* _Work request_
For each line in the data below that has the word "this", copy that line.

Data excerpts
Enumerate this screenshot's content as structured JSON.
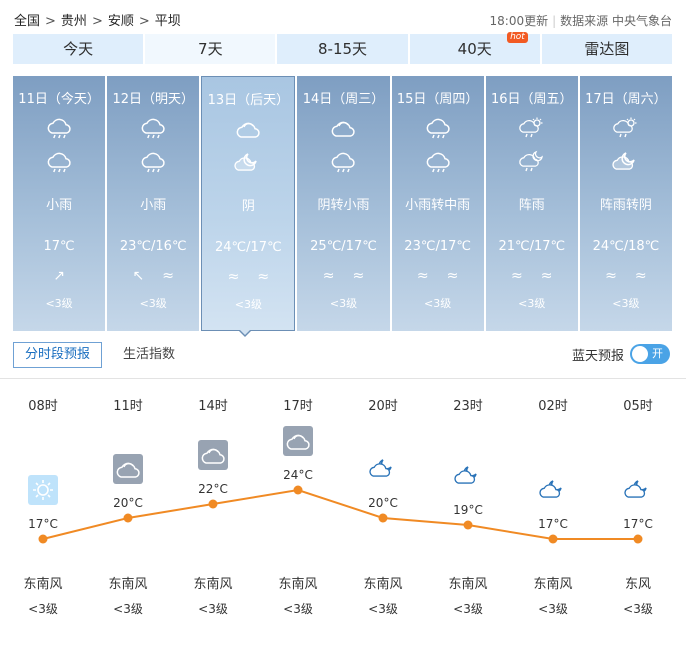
{
  "breadcrumb": [
    "全国",
    "贵州",
    "安顺",
    "平坝"
  ],
  "breadcrumb_sep": ">",
  "update_time": "18:00更新",
  "data_source": "数据来源 中央气象台",
  "tabs": [
    {
      "label": "今天",
      "badge": ""
    },
    {
      "label": "7天",
      "badge": ""
    },
    {
      "label": "8-15天",
      "badge": ""
    },
    {
      "label": "40天",
      "badge": "hot"
    },
    {
      "label": "雷达图",
      "badge": ""
    }
  ],
  "active_tab": 1,
  "days": [
    {
      "title": "11日（今天）",
      "icon_day": "rain-cloud-icon",
      "icon_night": "",
      "desc": "小雨",
      "temp": "17℃",
      "wind_dir": [
        "↗"
      ],
      "wind_level": "<3级"
    },
    {
      "title": "12日（明天）",
      "icon_day": "rain-cloud-icon",
      "icon_night": "rain-cloud-icon",
      "desc": "小雨",
      "temp": "23℃/16℃",
      "wind_dir": [
        "↖",
        "≈"
      ],
      "wind_level": "<3级"
    },
    {
      "title": "13日（后天）",
      "icon_day": "overcast-icon",
      "icon_night": "cloudy-moon-icon",
      "desc": "阴",
      "temp": "24℃/17℃",
      "wind_dir": [
        "≈",
        "≈"
      ],
      "wind_level": "<3级"
    },
    {
      "title": "14日（周三）",
      "icon_day": "overcast-icon",
      "icon_night": "rain-cloud-icon",
      "desc": "阴转小雨",
      "temp": "25℃/17℃",
      "wind_dir": [
        "≈",
        "≈"
      ],
      "wind_level": "<3级"
    },
    {
      "title": "15日（周四）",
      "icon_day": "rain-cloud-icon",
      "icon_night": "rain-cloud-icon",
      "desc": "小雨转中雨",
      "temp": "23℃/17℃",
      "wind_dir": [
        "≈",
        "≈"
      ],
      "wind_level": "<3级"
    },
    {
      "title": "16日（周五）",
      "icon_day": "shower-sun-icon",
      "icon_night": "shower-moon-icon",
      "desc": "阵雨",
      "temp": "21℃/17℃",
      "wind_dir": [
        "≈",
        "≈"
      ],
      "wind_level": "<3级"
    },
    {
      "title": "17日（周六）",
      "icon_day": "shower-sun-icon",
      "icon_night": "cloudy-moon-icon",
      "desc": "阵雨转阴",
      "temp": "24℃/18℃",
      "wind_dir": [
        "≈",
        "≈"
      ],
      "wind_level": "<3级"
    }
  ],
  "active_day": 2,
  "subtabs": {
    "hourly": "分时段预报",
    "life": "生活指数"
  },
  "bluesky": {
    "label": "蓝天预报",
    "toggle": "开"
  },
  "hourly": [
    {
      "time": "08时",
      "icon": "sunny-icon",
      "temp": 17,
      "temp_label": "17°C",
      "wind": "东南风",
      "level": "<3级"
    },
    {
      "time": "11时",
      "icon": "overcast-icon",
      "temp": 20,
      "temp_label": "20°C",
      "wind": "东南风",
      "level": "<3级"
    },
    {
      "time": "14时",
      "icon": "overcast-icon",
      "temp": 22,
      "temp_label": "22°C",
      "wind": "东南风",
      "level": "<3级"
    },
    {
      "time": "17时",
      "icon": "overcast-icon",
      "temp": 24,
      "temp_label": "24°C",
      "wind": "东南风",
      "level": "<3级"
    },
    {
      "time": "20时",
      "icon": "cloudy-moon-icon",
      "temp": 20,
      "temp_label": "20°C",
      "wind": "东南风",
      "level": "<3级"
    },
    {
      "time": "23时",
      "icon": "cloudy-moon-icon",
      "temp": 19,
      "temp_label": "19°C",
      "wind": "东南风",
      "level": "<3级"
    },
    {
      "time": "02时",
      "icon": "cloudy-moon-icon",
      "temp": 17,
      "temp_label": "17°C",
      "wind": "东南风",
      "level": "<3级"
    },
    {
      "time": "05时",
      "icon": "cloudy-moon-icon",
      "temp": 17,
      "temp_label": "17°C",
      "wind": "东风",
      "level": "<3级"
    }
  ],
  "colors": {
    "line": "#f08a24",
    "tab_bg": "#dfeefc",
    "card_bg": "#8ba9cb",
    "accent": "#1a6fc0",
    "toggle": "#4aa3e6"
  }
}
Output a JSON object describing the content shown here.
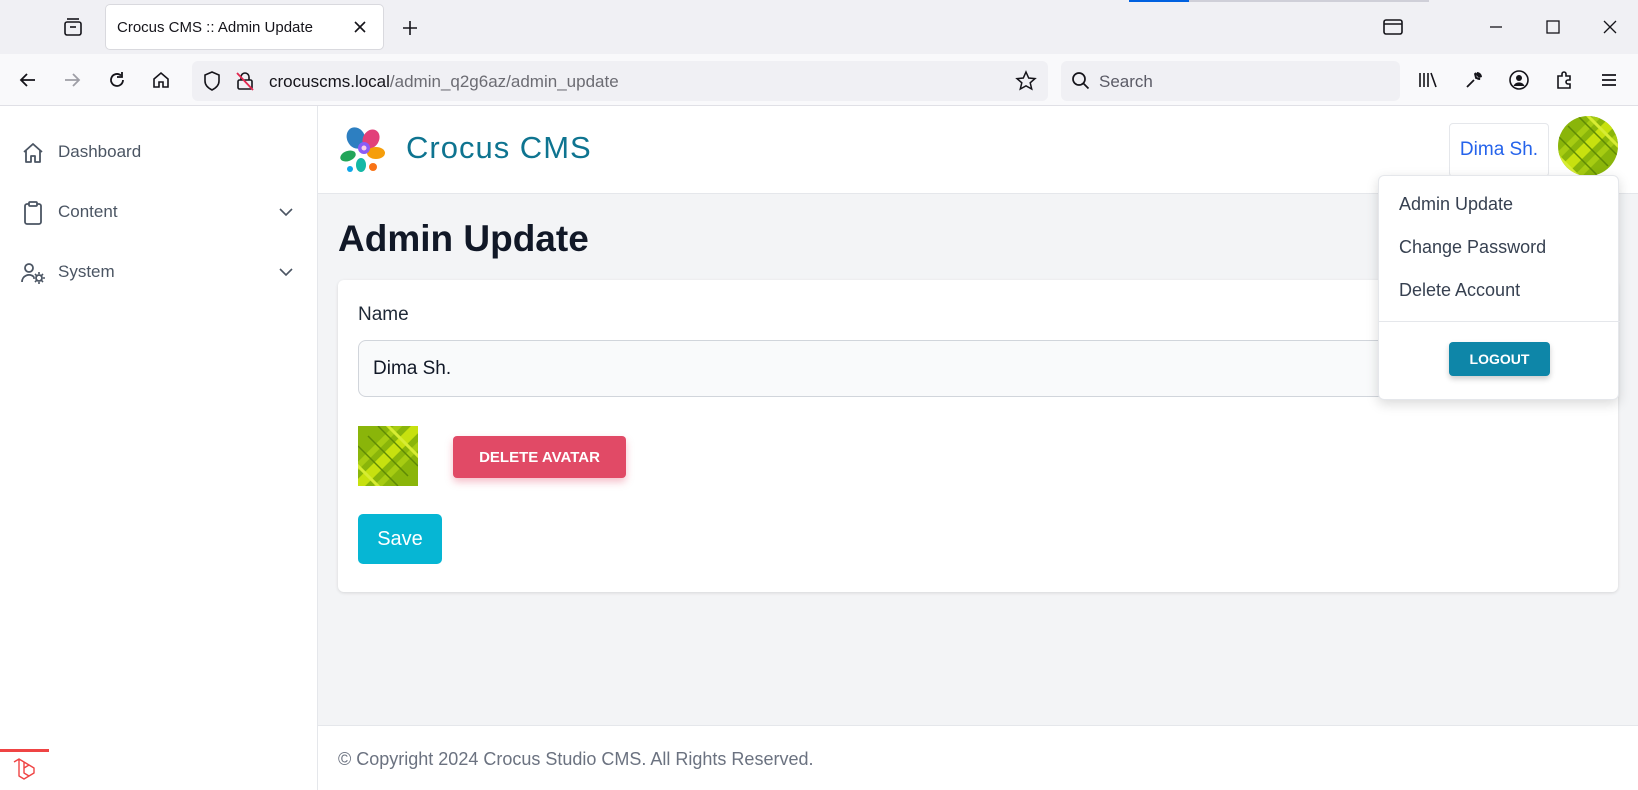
{
  "browser": {
    "tab_title": "Crocus CMS :: Admin Update",
    "url_host": "crocuscms.local",
    "url_path": "/admin_q2g6az/admin_update",
    "search_placeholder": "Search"
  },
  "sidebar": {
    "items": [
      {
        "label": "Dashboard",
        "icon": "home-icon"
      },
      {
        "label": "Content",
        "icon": "clipboard-icon"
      },
      {
        "label": "System",
        "icon": "user-gear-icon"
      }
    ]
  },
  "header": {
    "brand": "Crocus CMS",
    "user_name": "Dima Sh."
  },
  "page": {
    "title": "Admin Update",
    "name_label": "Name",
    "name_value": "Dima Sh.",
    "delete_avatar_label": "DELETE AVATAR",
    "save_label": "Save"
  },
  "dropdown": {
    "items": [
      "Admin Update",
      "Change Password",
      "Delete Account"
    ],
    "logout_label": "LOGOUT"
  },
  "footer": {
    "copyright": "© Copyright 2024 Crocus Studio CMS. All Rights Reserved."
  },
  "colors": {
    "brand": "#0e7490",
    "danger": "#e14a66",
    "primary": "#06b6d4",
    "logout": "#0e86a8",
    "link": "#2563eb"
  }
}
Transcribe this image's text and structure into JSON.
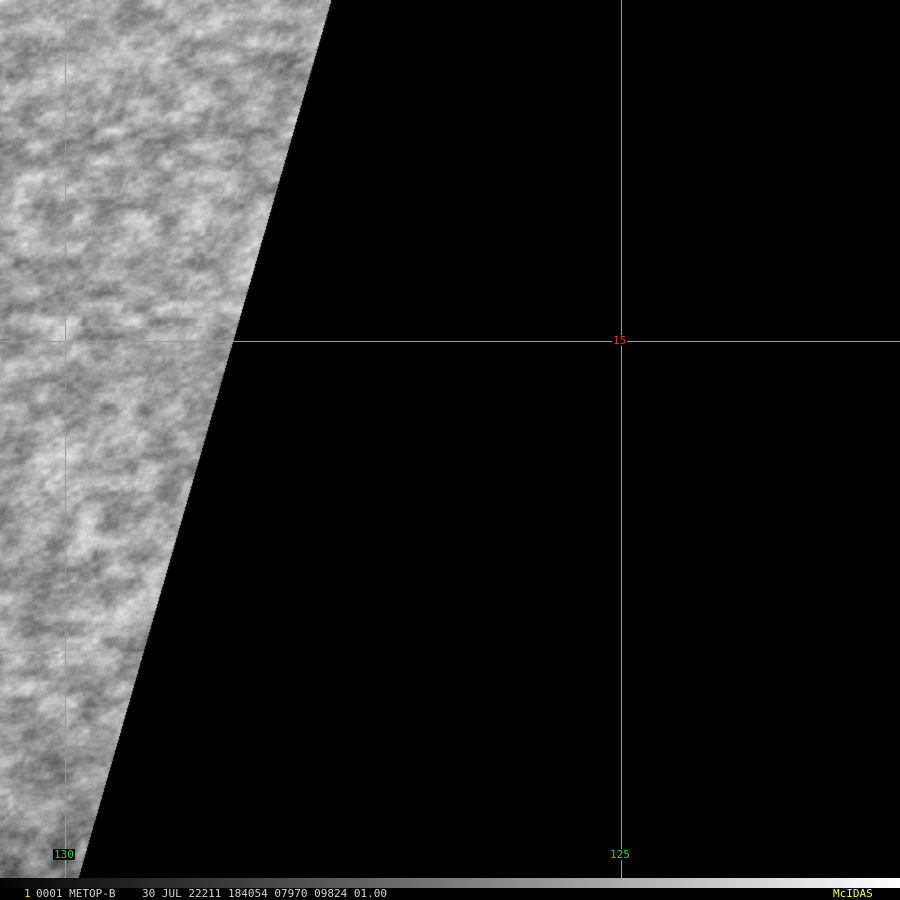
{
  "colors": {
    "background": "#000000",
    "grid": "#35c6c6",
    "lon_label": "#22dd22",
    "lat_label": "#ff2a2a",
    "status_text": "#d6d6d6",
    "frame_number": "#ffd800",
    "brand": "#ffff33"
  },
  "map": {
    "longitudes": [
      {
        "value": 130,
        "label": "130"
      },
      {
        "value": 125,
        "label": "125"
      }
    ],
    "latitudes": [
      {
        "value": 15,
        "label": "15"
      }
    ]
  },
  "status": {
    "frame_number": "1",
    "line": "0001 METOP-B    30 JUL 22211 184054 07970 09824 01.00",
    "brand": "McIDAS"
  }
}
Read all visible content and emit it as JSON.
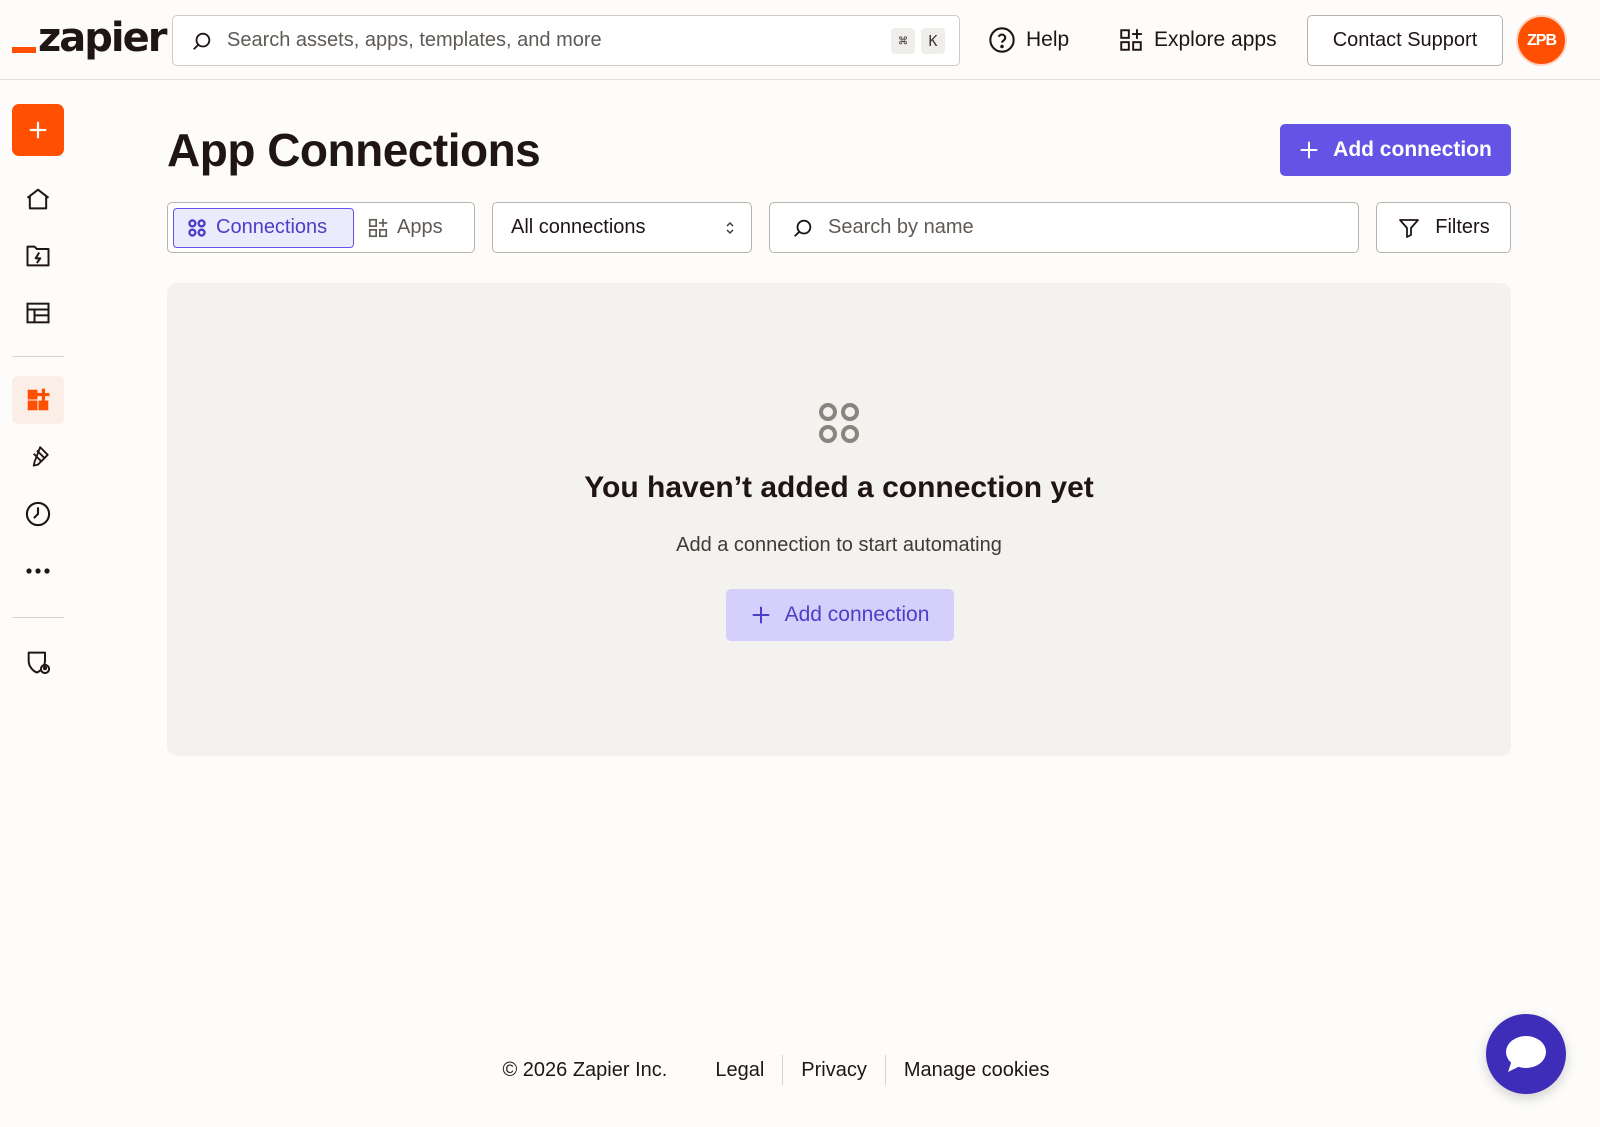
{
  "brand": {
    "logo_text": "zapier",
    "accent": "#ff4f00",
    "primary": "#6454e6"
  },
  "header": {
    "search_placeholder": "Search assets, apps, templates, and more",
    "shortcut_keys": [
      "⌘",
      "K"
    ],
    "help_label": "Help",
    "explore_label": "Explore apps",
    "contact_label": "Contact Support",
    "avatar_initials": "ZPB"
  },
  "sidebar": {
    "items": [
      {
        "icon": "plus-icon",
        "label": "Create"
      },
      {
        "icon": "home-icon"
      },
      {
        "icon": "zap-folder-icon"
      },
      {
        "icon": "table-icon"
      },
      {
        "icon": "app-grid-icon",
        "active": true
      },
      {
        "icon": "brush-icon"
      },
      {
        "icon": "history-icon"
      },
      {
        "icon": "more-icon"
      },
      {
        "icon": "admin-shield-icon"
      }
    ]
  },
  "main": {
    "title": "App Connections",
    "add_button": "Add connection",
    "tabs": [
      {
        "label": "Connections",
        "active": true
      },
      {
        "label": "Apps",
        "active": false
      }
    ],
    "select_value": "All connections",
    "search_placeholder": "Search by name",
    "filters_label": "Filters",
    "empty": {
      "title": "You haven’t added a connection yet",
      "subtitle": "Add a connection to start automating",
      "button": "Add connection"
    }
  },
  "footer": {
    "copyright": "© 2026 Zapier Inc.",
    "links": [
      "Legal",
      "Privacy",
      "Manage cookies"
    ]
  }
}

* _Written response_
Enumerate this screenshot's content as structured JSON.
Transcribe this image's text and structure into JSON.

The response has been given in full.